THIS ZINE explores what an accountability process can look like, provides some goals and ideas for those of us that are working towards community accountability, and questions what tools we have at our disposal. It includes some background readings on accountability, in order for the reader to gain further insight into different aspects of community accountability.
THIS ZINE is for people who want to respond to and minimize harm in their communities, and who are looking for something beyond the prison industrial system as a solution.
BACKGROUND READINGS: Below are some excellent readings for folks who are interested in participating in an accountability process, or who have found themselves in the midst of one. It’s good to read as much as you can ahead of time, in order to be prepared and ready to address harm when it does (inevitably) happen. It’s like having an emergency plan — it doesn’t help to talk through what you gotta do in the moment, when a fire’s already started in the house.

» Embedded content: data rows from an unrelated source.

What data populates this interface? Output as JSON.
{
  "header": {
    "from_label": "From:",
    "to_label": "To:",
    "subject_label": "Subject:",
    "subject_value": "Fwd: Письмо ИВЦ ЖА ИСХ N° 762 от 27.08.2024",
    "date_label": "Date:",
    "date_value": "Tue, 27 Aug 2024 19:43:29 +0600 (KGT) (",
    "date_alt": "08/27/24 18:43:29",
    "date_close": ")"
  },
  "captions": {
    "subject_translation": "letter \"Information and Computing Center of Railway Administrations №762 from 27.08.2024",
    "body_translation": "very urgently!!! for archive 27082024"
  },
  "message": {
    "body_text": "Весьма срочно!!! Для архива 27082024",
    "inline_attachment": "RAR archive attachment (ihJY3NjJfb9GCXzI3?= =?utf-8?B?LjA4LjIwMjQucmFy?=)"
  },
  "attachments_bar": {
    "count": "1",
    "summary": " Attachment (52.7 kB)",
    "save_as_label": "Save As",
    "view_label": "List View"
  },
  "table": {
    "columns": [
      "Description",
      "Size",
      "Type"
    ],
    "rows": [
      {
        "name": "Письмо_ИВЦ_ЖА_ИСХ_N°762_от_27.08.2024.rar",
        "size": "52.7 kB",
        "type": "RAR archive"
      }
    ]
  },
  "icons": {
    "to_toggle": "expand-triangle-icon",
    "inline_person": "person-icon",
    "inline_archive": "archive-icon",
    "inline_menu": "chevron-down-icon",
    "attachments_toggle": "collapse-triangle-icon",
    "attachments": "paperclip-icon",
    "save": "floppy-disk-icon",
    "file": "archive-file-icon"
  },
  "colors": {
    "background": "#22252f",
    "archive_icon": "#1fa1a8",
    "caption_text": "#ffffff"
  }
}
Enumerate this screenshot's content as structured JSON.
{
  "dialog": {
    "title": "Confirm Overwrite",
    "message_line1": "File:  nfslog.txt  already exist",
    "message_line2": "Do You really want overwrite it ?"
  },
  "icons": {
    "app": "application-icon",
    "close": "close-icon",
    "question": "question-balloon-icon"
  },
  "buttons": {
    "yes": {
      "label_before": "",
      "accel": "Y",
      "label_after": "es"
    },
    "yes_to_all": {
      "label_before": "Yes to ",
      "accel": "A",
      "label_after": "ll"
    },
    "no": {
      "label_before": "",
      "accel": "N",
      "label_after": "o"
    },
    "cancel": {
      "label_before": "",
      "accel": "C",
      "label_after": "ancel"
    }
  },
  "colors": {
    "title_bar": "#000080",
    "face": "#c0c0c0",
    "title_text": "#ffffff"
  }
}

Think. Re-Think. (by the Northwest Network) — Overviews the organization’s experience with accountability, and talks through their focus on transformative justice and long-term work building communities of accountability.
Beautiful. Difficult. Powerful. (by the Chrysalis Collective) — BY FAR the most helpful thing that I’ve read in terms of how to strategically hold an accountability process. It really is strategic, telling a story of how a group of folks worked to form an accountability network that is strong enough to do the work of supporting the survivor and pushing the perp to be accountable for the long term. I recommend this, if folks only read one thing.
A Stand Up Start Up (by Philly Stands Up!) — This covers a lot of ground, with the focus on helping folks start up a similar project to Philly Stands Up in their city. it talks about transformative justice, accountability, and being strategic.
Portrait of Praxis (by Philly Stands Up!) — Breaks down holding someone who perpetrated accountable, how to set goals for a process, and how to actually get folks to follow through on them. It’s a really good reading if folks are down to hold a process for the long term.
Northwest Network Assessment Tool (by the Northwest Network) — This serves as a really good list of questions who are trying to dig into harm that happened, and to guide their strategy for moving forward.
Accounting for Ourselves (by Crimethinc.) — This piece is alright, but not my favorite. It provides more of a critical lens of accountability processes, and serves more as a review for more long-term strategies for addressing violence and assault in d.i.y./anarchist communities.
Do you have any more resources you thought were helpful for you that you would like to share? Email firstname.lastname@example.org. — Zine written and compiled by TK